A short time later, the happy quintet was sitting in the rowboat. For almost half an hour the girls sang while the men rowed. Then Alice made a suggestion. “Reverend Dodgson, please tell us one of your stories.”
“Oh, yes!” Lorina encouraged.
Reverend Dodgson winked at Canon Duckworth. “Well, I suppose I could come up with some little tale. Then at least the swans won’t be frightened away by your singing.”
As the sturdy rowboat slipped and dipped its way through the water, a story was born on that picnic holiday over one hundred years ago. It was a story of adventure and fantasy, of a young girl named Alice and her exciting adventures in a place called Wonderland.
Since that day, millions of readers and listeners have shared the delight of Alice’s encounters with such lovable and unusual characters as the Mad Hatter, the Cheshire Cat, the Queen of Hearts, and many more. Millions of copies of the book, Alice in Wonderland, have been sold in many countries of the world. It has been translated into more than thirty languages, including Arabic and Chinese and is also available in braille for the blind.
Had it not been for little Alice Liddell, the story might have been forgotten after the picnic. “I became a real nuisance to Reverend Dodgson,” Alice recalled years later. “I pestered and pestered him until he finally wrote it down.”
The original story was called Alice’s Adventures Underground, and Reverend Dodgson illustrated the story before giving it to Alice.
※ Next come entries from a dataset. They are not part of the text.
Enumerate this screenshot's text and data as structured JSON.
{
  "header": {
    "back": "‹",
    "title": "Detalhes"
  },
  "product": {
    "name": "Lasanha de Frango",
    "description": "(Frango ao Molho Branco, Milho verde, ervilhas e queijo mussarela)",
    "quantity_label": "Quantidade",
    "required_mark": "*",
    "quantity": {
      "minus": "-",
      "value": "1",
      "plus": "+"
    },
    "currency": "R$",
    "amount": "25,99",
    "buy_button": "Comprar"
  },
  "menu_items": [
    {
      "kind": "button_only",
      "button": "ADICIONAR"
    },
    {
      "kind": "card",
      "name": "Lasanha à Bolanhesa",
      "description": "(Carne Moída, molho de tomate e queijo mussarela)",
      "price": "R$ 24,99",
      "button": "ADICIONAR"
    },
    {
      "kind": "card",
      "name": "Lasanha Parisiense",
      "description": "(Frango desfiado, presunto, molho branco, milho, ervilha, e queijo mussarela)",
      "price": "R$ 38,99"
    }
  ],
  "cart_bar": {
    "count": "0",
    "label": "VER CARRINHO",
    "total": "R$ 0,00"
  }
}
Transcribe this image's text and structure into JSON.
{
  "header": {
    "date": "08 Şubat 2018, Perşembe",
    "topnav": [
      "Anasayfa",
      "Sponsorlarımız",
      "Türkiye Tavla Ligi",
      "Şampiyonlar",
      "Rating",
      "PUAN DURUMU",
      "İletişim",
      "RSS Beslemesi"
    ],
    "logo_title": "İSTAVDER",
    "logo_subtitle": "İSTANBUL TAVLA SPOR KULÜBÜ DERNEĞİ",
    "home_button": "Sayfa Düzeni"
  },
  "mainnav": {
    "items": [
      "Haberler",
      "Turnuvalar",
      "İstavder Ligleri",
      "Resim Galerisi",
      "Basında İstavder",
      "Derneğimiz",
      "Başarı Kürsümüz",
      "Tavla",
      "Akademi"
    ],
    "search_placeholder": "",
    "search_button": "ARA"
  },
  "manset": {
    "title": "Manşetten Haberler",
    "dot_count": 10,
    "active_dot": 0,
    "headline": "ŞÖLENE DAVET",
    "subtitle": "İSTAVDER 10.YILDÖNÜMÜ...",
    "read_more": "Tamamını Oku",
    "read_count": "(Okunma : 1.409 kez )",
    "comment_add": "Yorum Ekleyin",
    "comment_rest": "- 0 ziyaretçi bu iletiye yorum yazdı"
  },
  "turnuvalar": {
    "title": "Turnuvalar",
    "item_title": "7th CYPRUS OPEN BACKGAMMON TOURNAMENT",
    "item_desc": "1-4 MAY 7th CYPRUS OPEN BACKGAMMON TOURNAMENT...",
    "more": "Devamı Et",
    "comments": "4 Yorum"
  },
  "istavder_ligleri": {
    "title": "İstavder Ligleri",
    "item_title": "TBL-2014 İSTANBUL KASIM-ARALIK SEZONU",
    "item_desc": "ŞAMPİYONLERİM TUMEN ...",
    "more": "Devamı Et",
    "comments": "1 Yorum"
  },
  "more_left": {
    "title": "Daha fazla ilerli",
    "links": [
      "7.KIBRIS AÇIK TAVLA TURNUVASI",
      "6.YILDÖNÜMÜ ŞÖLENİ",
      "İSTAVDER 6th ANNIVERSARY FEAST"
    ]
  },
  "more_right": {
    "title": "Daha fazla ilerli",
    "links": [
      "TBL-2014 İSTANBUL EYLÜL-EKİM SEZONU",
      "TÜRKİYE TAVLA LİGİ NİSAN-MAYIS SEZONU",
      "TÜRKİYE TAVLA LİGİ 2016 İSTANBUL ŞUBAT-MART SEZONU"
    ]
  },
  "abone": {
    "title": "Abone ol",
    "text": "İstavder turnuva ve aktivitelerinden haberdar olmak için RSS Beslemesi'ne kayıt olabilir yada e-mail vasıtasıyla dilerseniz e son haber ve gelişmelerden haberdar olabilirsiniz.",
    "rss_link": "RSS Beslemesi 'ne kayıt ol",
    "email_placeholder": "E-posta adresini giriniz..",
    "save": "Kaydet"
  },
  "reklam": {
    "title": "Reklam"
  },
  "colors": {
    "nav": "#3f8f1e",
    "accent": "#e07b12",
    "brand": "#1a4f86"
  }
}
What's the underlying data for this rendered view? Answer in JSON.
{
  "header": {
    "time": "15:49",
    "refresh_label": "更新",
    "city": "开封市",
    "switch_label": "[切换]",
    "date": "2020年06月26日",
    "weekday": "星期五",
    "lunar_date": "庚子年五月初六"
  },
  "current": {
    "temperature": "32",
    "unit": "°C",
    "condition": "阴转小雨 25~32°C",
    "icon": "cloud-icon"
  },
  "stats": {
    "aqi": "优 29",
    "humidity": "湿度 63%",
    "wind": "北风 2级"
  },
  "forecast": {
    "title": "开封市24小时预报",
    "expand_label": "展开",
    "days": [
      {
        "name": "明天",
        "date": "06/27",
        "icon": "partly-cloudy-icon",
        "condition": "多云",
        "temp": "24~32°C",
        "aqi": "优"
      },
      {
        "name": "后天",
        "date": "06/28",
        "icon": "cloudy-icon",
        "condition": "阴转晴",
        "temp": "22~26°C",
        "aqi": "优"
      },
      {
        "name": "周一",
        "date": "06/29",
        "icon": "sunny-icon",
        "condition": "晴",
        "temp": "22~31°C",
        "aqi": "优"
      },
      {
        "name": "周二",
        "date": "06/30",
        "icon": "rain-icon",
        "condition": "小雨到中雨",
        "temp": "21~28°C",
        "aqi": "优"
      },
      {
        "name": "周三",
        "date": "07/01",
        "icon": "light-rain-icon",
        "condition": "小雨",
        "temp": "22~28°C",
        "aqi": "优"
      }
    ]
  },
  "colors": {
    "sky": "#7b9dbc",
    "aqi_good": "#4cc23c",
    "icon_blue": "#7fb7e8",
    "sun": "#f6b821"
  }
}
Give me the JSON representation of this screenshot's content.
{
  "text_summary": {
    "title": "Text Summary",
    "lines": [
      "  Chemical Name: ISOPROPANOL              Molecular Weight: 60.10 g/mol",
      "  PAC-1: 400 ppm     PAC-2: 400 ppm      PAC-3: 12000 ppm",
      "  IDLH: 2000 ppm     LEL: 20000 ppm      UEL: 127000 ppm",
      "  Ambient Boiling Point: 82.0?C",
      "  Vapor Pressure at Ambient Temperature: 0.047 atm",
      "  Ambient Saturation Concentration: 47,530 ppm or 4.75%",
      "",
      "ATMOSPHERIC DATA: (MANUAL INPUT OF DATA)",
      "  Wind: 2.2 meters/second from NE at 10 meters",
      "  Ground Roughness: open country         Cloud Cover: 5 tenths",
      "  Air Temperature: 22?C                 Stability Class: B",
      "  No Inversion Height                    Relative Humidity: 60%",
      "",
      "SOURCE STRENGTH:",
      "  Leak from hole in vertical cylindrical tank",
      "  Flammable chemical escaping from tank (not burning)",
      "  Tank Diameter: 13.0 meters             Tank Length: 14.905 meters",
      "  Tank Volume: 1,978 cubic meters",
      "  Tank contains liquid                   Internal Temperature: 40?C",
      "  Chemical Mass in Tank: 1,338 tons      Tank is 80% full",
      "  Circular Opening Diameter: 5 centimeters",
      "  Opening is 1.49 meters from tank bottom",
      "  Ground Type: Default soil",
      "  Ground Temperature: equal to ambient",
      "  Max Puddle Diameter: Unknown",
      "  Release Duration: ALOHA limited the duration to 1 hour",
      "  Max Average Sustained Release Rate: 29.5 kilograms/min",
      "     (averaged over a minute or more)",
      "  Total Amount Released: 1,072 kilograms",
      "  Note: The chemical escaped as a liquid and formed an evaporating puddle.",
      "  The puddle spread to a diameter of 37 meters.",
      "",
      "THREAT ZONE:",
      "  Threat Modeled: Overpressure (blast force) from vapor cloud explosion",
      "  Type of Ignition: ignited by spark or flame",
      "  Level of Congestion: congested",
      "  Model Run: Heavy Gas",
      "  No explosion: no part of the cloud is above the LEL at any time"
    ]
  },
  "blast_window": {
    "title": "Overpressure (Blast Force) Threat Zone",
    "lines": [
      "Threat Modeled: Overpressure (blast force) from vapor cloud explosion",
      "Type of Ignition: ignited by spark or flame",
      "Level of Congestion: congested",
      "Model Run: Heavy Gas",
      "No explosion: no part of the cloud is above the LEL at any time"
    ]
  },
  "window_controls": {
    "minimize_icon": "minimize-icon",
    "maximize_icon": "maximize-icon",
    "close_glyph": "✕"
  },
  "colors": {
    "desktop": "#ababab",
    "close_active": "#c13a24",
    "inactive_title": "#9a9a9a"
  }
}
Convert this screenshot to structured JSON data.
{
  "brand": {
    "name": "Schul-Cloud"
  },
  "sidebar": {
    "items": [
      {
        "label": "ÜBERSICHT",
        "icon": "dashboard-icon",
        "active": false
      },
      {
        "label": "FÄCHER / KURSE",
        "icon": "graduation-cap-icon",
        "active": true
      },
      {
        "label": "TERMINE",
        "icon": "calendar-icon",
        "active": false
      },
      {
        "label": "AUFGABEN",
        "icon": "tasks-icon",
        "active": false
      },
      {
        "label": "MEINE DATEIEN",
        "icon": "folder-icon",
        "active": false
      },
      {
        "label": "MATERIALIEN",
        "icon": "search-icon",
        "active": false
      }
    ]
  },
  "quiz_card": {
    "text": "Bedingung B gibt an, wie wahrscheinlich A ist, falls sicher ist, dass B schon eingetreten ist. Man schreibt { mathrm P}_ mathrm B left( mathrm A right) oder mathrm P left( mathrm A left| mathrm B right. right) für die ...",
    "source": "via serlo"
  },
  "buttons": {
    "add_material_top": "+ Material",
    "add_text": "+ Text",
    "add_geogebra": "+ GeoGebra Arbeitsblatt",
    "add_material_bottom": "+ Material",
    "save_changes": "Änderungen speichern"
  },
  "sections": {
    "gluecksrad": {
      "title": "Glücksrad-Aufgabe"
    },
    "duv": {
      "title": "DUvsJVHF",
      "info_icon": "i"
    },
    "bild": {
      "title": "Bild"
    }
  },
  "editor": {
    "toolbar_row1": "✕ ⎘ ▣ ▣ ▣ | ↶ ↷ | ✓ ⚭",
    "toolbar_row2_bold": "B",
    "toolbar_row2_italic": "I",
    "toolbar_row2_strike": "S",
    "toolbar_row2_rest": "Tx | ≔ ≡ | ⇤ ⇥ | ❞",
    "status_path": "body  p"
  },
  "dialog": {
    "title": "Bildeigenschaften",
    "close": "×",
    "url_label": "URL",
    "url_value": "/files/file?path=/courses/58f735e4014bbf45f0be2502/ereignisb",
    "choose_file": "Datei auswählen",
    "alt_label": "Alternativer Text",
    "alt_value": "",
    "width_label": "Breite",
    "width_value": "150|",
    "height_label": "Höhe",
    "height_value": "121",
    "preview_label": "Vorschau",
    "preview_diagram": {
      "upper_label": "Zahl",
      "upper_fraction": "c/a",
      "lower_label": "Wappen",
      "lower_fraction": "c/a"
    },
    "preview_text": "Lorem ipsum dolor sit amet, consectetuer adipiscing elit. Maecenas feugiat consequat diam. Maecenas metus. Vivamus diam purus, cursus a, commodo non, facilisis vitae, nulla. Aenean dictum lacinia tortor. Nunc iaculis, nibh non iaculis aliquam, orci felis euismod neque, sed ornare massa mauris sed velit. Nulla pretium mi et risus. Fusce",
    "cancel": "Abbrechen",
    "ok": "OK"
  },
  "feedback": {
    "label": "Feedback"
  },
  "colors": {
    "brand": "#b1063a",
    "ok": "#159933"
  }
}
Keeping a copy for himself, he enjoyed reading it to other children he knew.
Reverend Dodgson’s friends encouraged him to have the story published so that other boys and girls and adults, too, might read it. Finally, after considerable coaxing, he enlarged the story to book length and offered it for publication. He chose to be called Lewis Carroll because not everyone would have approved of a reverend creating tales of a fantasy world.
Alice’s Adventures in Wonderland quickly captured a vast reading audience for Lewis Carroll. Until his death in 1898, he continued to produce enchanting stories for people around the world. He wrote a fantasy based on a chess game called Through the Looking Glass that introduced several new characters, including the silly twins Tweedledum and Tweedledee.
Although willing to share her memories of the delightful British author, Alice attempted to avoid publicity for herself. Requests for autographs, pictures, and interviews were graciously but firmly refused. “I have done nothing to receive any special attention,” she insisted. “I was only fortunate to be a friend of a kind storyteller.” But who can say that she was not more than that? Perhaps she provided just the inspiration needed for Lewis Carroll to create his classic story of fun and fantasy.